An ultrasound that produces a 2-D image of the eye and its surrounding tissues can show any growths or other structural abnormalities. If a more in-depth study is needed, a CT scan or MRI may also be ordered.
Electroretinogram (ERG) Study
This test is used to diagnose and monitor hereditary and ischemic (due to inadequate oxygen) retinal disorders, before or after the child is symptomatic. The test helps in the diagnosis of:
- Retinal Dystrophy
- Retinitis Pigmentosa (a group of hereditary diseases of the retina)
- Usher Syndrome (a combination of hearing loss and retinitis pigmentosa)
- Leber’s Congenital Amaurosis (a severe abnormality of the retina present from birth)
- Stationary Night Blinding Disorders
- Best Disease (a progressive form of macular [central point of the retina] dystrophy)
Visual Evoked Potential (VEP) Studies

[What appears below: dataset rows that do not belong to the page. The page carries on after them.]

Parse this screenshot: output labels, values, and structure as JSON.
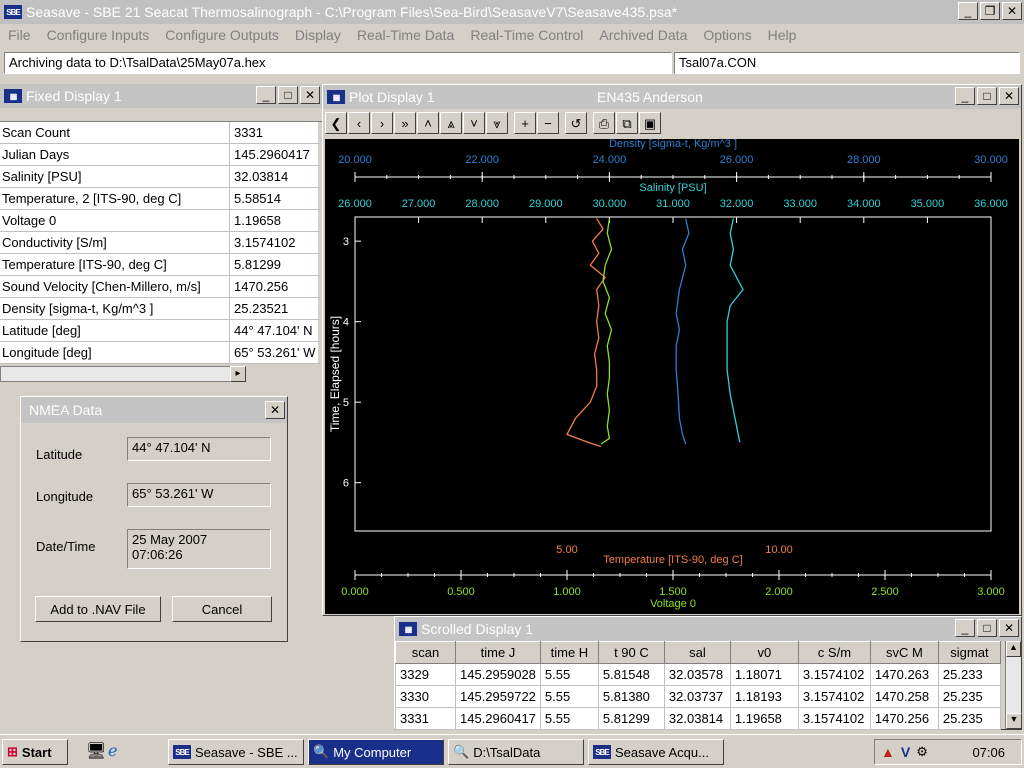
{
  "app": {
    "title": "Seasave - SBE 21 Seacat Thermosalinograph - C:\\Program Files\\Sea-Bird\\SeasaveV7\\Seasave435.psa*"
  },
  "menu": [
    "File",
    "Configure Inputs",
    "Configure Outputs",
    "Display",
    "Real-Time Data",
    "Real-Time Control",
    "Archived Data",
    "Options",
    "Help"
  ],
  "status": {
    "archive": "Archiving data to D:\\TsalData\\25May07a.hex",
    "config": "Tsal07a.CON"
  },
  "fixed_display": {
    "title": "Fixed Display 1",
    "rows": [
      {
        "label": "Scan Count",
        "value": "3331"
      },
      {
        "label": "Julian Days",
        "value": "145.2960417"
      },
      {
        "label": "Salinity [PSU]",
        "value": "32.03814"
      },
      {
        "label": "Temperature, 2 [ITS-90, deg C]",
        "value": "5.58514"
      },
      {
        "label": "Voltage 0",
        "value": "1.19658"
      },
      {
        "label": "Conductivity [S/m]",
        "value": "3.1574102"
      },
      {
        "label": "Temperature [ITS-90, deg C]",
        "value": "5.81299"
      },
      {
        "label": "Sound Velocity [Chen-Millero, m/s]",
        "value": "1470.256"
      },
      {
        "label": "Density [sigma-t, Kg/m^3 ]",
        "value": "25.23521"
      },
      {
        "label": "Latitude [deg]",
        "value": " 44° 47.104' N"
      },
      {
        "label": "Longitude [deg]",
        "value": " 65° 53.261' W"
      }
    ]
  },
  "nmea": {
    "title": "NMEA Data",
    "lat_label": "Latitude",
    "lat_value": "44° 47.104' N",
    "lon_label": "Longitude",
    "lon_value": "65° 53.261' W",
    "dt_label": "Date/Time",
    "date_value": "25 May 2007",
    "time_value": "07:06:26",
    "add_button": "Add to .NAV File",
    "cancel_button": "Cancel"
  },
  "plot": {
    "title": "Plot Display 1",
    "subtitle": "EN435 Anderson",
    "toolbar_icons": [
      "first-icon",
      "prev-icon",
      "next-icon",
      "last-icon",
      "up-icon",
      "top-icon",
      "down-icon",
      "bottom-icon",
      "zoom-in-icon",
      "zoom-out-icon",
      "reset-icon",
      "print-icon",
      "copy-icon",
      "save-icon"
    ]
  },
  "chart_data": {
    "type": "line",
    "y_axis": {
      "label": "Time, Elapsed [hours]",
      "range": [
        2.7,
        6.6
      ],
      "ticks": [
        3,
        4,
        5,
        6
      ]
    },
    "axes": [
      {
        "name": "Density [sigma-t, Kg/m^3 ]",
        "position": "top-1",
        "range": [
          20,
          30
        ],
        "ticks": [
          "20.000",
          "22.000",
          "24.000",
          "26.000",
          "28.000",
          "30.000"
        ],
        "color": "#2e7fd0"
      },
      {
        "name": "Salinity [PSU]",
        "position": "top-2",
        "range": [
          26,
          36
        ],
        "ticks": [
          "26.000",
          "27.000",
          "28.000",
          "29.000",
          "30.000",
          "31.000",
          "32.000",
          "33.000",
          "34.000",
          "35.000",
          "36.000"
        ],
        "color": "#33d0d8"
      },
      {
        "name": "Temperature [ITS-90, deg C]",
        "position": "bottom-1",
        "range": [
          0,
          15
        ],
        "ticks": [
          "5.00",
          "10.00"
        ],
        "color": "#f47c4a"
      },
      {
        "name": "Voltage 0",
        "position": "bottom-2",
        "range": [
          0,
          3
        ],
        "ticks": [
          "0.000",
          "0.500",
          "1.000",
          "1.500",
          "2.000",
          "2.500",
          "3.000"
        ],
        "color": "#8ee02a"
      }
    ],
    "series": [
      {
        "name": "Temperature [ITS-90, deg C]",
        "axis": 2,
        "color": "#f47c4a",
        "points": [
          [
            5.7,
            2.72
          ],
          [
            5.85,
            2.85
          ],
          [
            5.6,
            3.0
          ],
          [
            5.75,
            3.15
          ],
          [
            5.55,
            3.3
          ],
          [
            5.9,
            3.45
          ],
          [
            5.7,
            3.6
          ],
          [
            5.75,
            3.8
          ],
          [
            5.7,
            4.0
          ],
          [
            5.75,
            4.2
          ],
          [
            5.65,
            4.4
          ],
          [
            5.7,
            4.6
          ],
          [
            5.7,
            4.8
          ],
          [
            5.55,
            5.0
          ],
          [
            5.2,
            5.2
          ],
          [
            5.0,
            5.4
          ],
          [
            5.5,
            5.5
          ],
          [
            5.8,
            5.55
          ]
        ]
      },
      {
        "name": "Voltage 0",
        "axis": 3,
        "color": "#8ee02a",
        "points": [
          [
            1.2,
            2.72
          ],
          [
            1.19,
            2.9
          ],
          [
            1.21,
            3.1
          ],
          [
            1.18,
            3.3
          ],
          [
            1.17,
            3.5
          ],
          [
            1.2,
            3.7
          ],
          [
            1.18,
            3.9
          ],
          [
            1.21,
            4.1
          ],
          [
            1.19,
            4.3
          ],
          [
            1.2,
            4.5
          ],
          [
            1.2,
            4.7
          ],
          [
            1.19,
            4.9
          ],
          [
            1.2,
            5.1
          ],
          [
            1.19,
            5.3
          ],
          [
            1.2,
            5.45
          ],
          [
            1.16,
            5.52
          ]
        ]
      },
      {
        "name": "Density [sigma-t, Kg/m^3 ]",
        "axis": 0,
        "color": "#2e7fd0",
        "points": [
          [
            25.2,
            2.72
          ],
          [
            25.25,
            2.9
          ],
          [
            25.15,
            3.1
          ],
          [
            25.2,
            3.3
          ],
          [
            25.1,
            3.6
          ],
          [
            25.05,
            3.9
          ],
          [
            25.1,
            4.1
          ],
          [
            25.05,
            4.3
          ],
          [
            25.05,
            4.6
          ],
          [
            25.08,
            4.9
          ],
          [
            25.1,
            5.2
          ],
          [
            25.15,
            5.4
          ],
          [
            25.2,
            5.52
          ]
        ]
      },
      {
        "name": "Salinity [PSU]",
        "axis": 1,
        "color": "#33d0d8",
        "points": [
          [
            31.95,
            2.72
          ],
          [
            31.9,
            2.9
          ],
          [
            31.95,
            3.1
          ],
          [
            31.9,
            3.3
          ],
          [
            32.1,
            3.6
          ],
          [
            31.9,
            3.8
          ],
          [
            31.85,
            4.0
          ],
          [
            31.85,
            4.3
          ],
          [
            31.85,
            4.6
          ],
          [
            31.9,
            4.9
          ],
          [
            31.95,
            5.1
          ],
          [
            32.0,
            5.3
          ],
          [
            32.05,
            5.5
          ]
        ]
      }
    ]
  },
  "scrolled": {
    "title": "Scrolled Display 1",
    "headers": [
      "scan",
      "time J",
      "time H",
      "t 90 C",
      "sal",
      "v0",
      "c S/m",
      "svC M",
      "sigmat"
    ],
    "rows": [
      [
        "3329",
        "145.2959028",
        "5.55",
        "5.81548",
        "32.03578",
        "1.18071",
        "3.1574102",
        "1470.263",
        "25.233"
      ],
      [
        "3330",
        "145.2959722",
        "5.55",
        "5.81380",
        "32.03737",
        "1.18193",
        "3.1574102",
        "1470.258",
        "25.235"
      ],
      [
        "3331",
        "145.2960417",
        "5.55",
        "5.81299",
        "32.03814",
        "1.19658",
        "3.1574102",
        "1470.256",
        "25.235"
      ]
    ]
  },
  "taskbar": {
    "start": "Start",
    "items": [
      "Seasave - SBE ...",
      "My Computer",
      "D:\\TsalData",
      "Seasave Acqu..."
    ],
    "clock": "07:06"
  }
}
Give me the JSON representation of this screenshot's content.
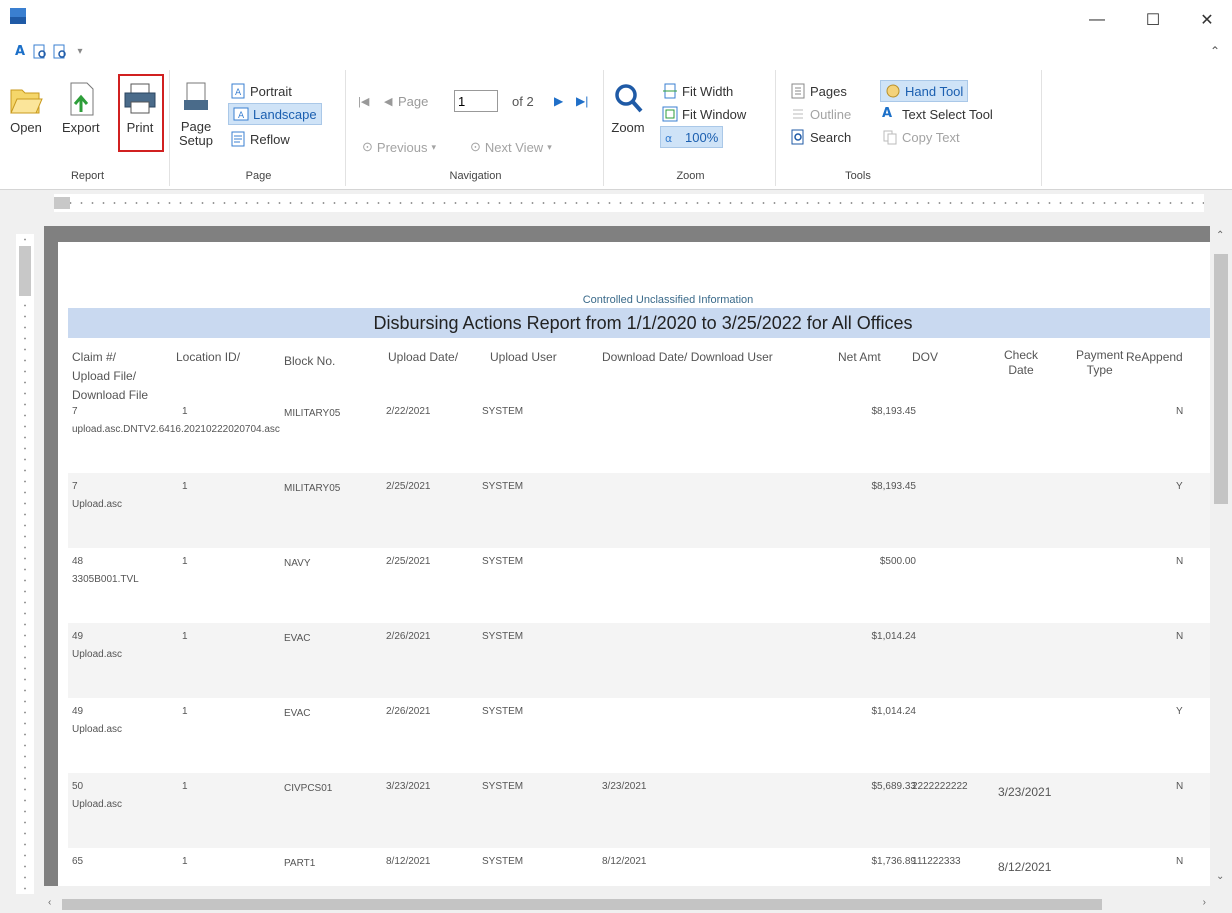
{
  "window": {
    "minimize": "—",
    "maximize": "☐",
    "close": "✕"
  },
  "ribbon": {
    "report": {
      "label": "Report",
      "open": "Open",
      "export": "Export",
      "print": "Print"
    },
    "page": {
      "label": "Page",
      "setup_line1": "Page",
      "setup_line2": "Setup",
      "portrait": "Portrait",
      "landscape": "Landscape",
      "reflow": "Reflow"
    },
    "navigation": {
      "label": "Navigation",
      "page_label": "Page",
      "page_value": "1",
      "of_pages": "of 2",
      "previous": "Previous",
      "next_view": "Next View"
    },
    "zoom": {
      "label": "Zoom",
      "zoom": "Zoom",
      "fit_width": "Fit Width",
      "fit_window": "Fit Window",
      "hundred": "100%"
    },
    "tools": {
      "label": "Tools",
      "pages": "Pages",
      "outline": "Outline",
      "search": "Search",
      "hand_tool": "Hand Tool",
      "text_select": "Text Select Tool",
      "copy_text": "Copy Text"
    }
  },
  "report": {
    "cui": "Controlled Unclassified Information",
    "title": "Disbursing Actions Report from 1/1/2020 to 3/25/2022 for All Offices",
    "headers": {
      "claim_line1": "Claim #/",
      "claim_line2": "Upload File/",
      "claim_line3": "Download File",
      "location": "Location ID/",
      "block": "Block No.",
      "upload_date": "Upload Date/",
      "upload_user": "Upload User",
      "download": "Download Date/ Download User",
      "net_amt": "Net Amt",
      "dov": "DOV",
      "check_line1": "Check",
      "check_line2": "Date",
      "payment_line1": "Payment",
      "payment_line2": "Type",
      "reappend": "ReAppend"
    },
    "rows": [
      {
        "claim": "7",
        "file": "upload.asc.DNTV2.6416.20210222020704.asc",
        "location": "1",
        "block": "MILITARY05",
        "upload_date": "2/22/2021",
        "upload_user": "SYSTEM",
        "download_date": "",
        "net_amt": "$8,193.45",
        "dov": "",
        "check_date": "",
        "reappend": "N"
      },
      {
        "claim": "7",
        "file": "Upload.asc",
        "location": "1",
        "block": "MILITARY05",
        "upload_date": "2/25/2021",
        "upload_user": "SYSTEM",
        "download_date": "",
        "net_amt": "$8,193.45",
        "dov": "",
        "check_date": "",
        "reappend": "Y"
      },
      {
        "claim": "48",
        "file": "3305B001.TVL",
        "location": "1",
        "block": "NAVY",
        "upload_date": "2/25/2021",
        "upload_user": "SYSTEM",
        "download_date": "",
        "net_amt": "$500.00",
        "dov": "",
        "check_date": "",
        "reappend": "N"
      },
      {
        "claim": "49",
        "file": "Upload.asc",
        "location": "1",
        "block": "EVAC",
        "upload_date": "2/26/2021",
        "upload_user": "SYSTEM",
        "download_date": "",
        "net_amt": "$1,014.24",
        "dov": "",
        "check_date": "",
        "reappend": "N"
      },
      {
        "claim": "49",
        "file": "Upload.asc",
        "location": "1",
        "block": "EVAC",
        "upload_date": "2/26/2021",
        "upload_user": "SYSTEM",
        "download_date": "",
        "net_amt": "$1,014.24",
        "dov": "",
        "check_date": "",
        "reappend": "Y"
      },
      {
        "claim": "50",
        "file": "Upload.asc",
        "location": "1",
        "block": "CIVPCS01",
        "upload_date": "3/23/2021",
        "upload_user": "SYSTEM",
        "download_date": "3/23/2021",
        "net_amt": "$5,689.33",
        "dov": "2222222222",
        "check_date": "3/23/2021",
        "reappend": "N"
      },
      {
        "claim": "65",
        "file": "",
        "location": "1",
        "block": "PART1",
        "upload_date": "8/12/2021",
        "upload_user": "SYSTEM",
        "download_date": "8/12/2021",
        "net_amt": "$1,736.89",
        "dov": "111222333",
        "check_date": "8/12/2021",
        "reappend": "N"
      }
    ]
  }
}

A specialized electroencephalogram used to detect abnormalities related to electrical activity of the brain.
VEP Studies help diagnose and monitor optic nerve disorders, visual acuity problems and other medical conditions that affect the eyes like:
- Optic Neuritis
- Multiple Sclerosis
- Compressive Optic Neuropathy
- Traumatic Brain Injury
- Unexplained Visual Acuity Loss
Specialized Training in Pediatric Ophthalmology
Nemours pediatric ophthalmologists (meaning they've completed a residency in pediatric ophthalmology and are trained specifically in pediatric eye problems) offer comprehensive eye examinations and testing in order to diagnose and treat infant, childhood, and adolescent eye disorders. And, if needed, they have the skill and experience to perform pediatric eye surgery.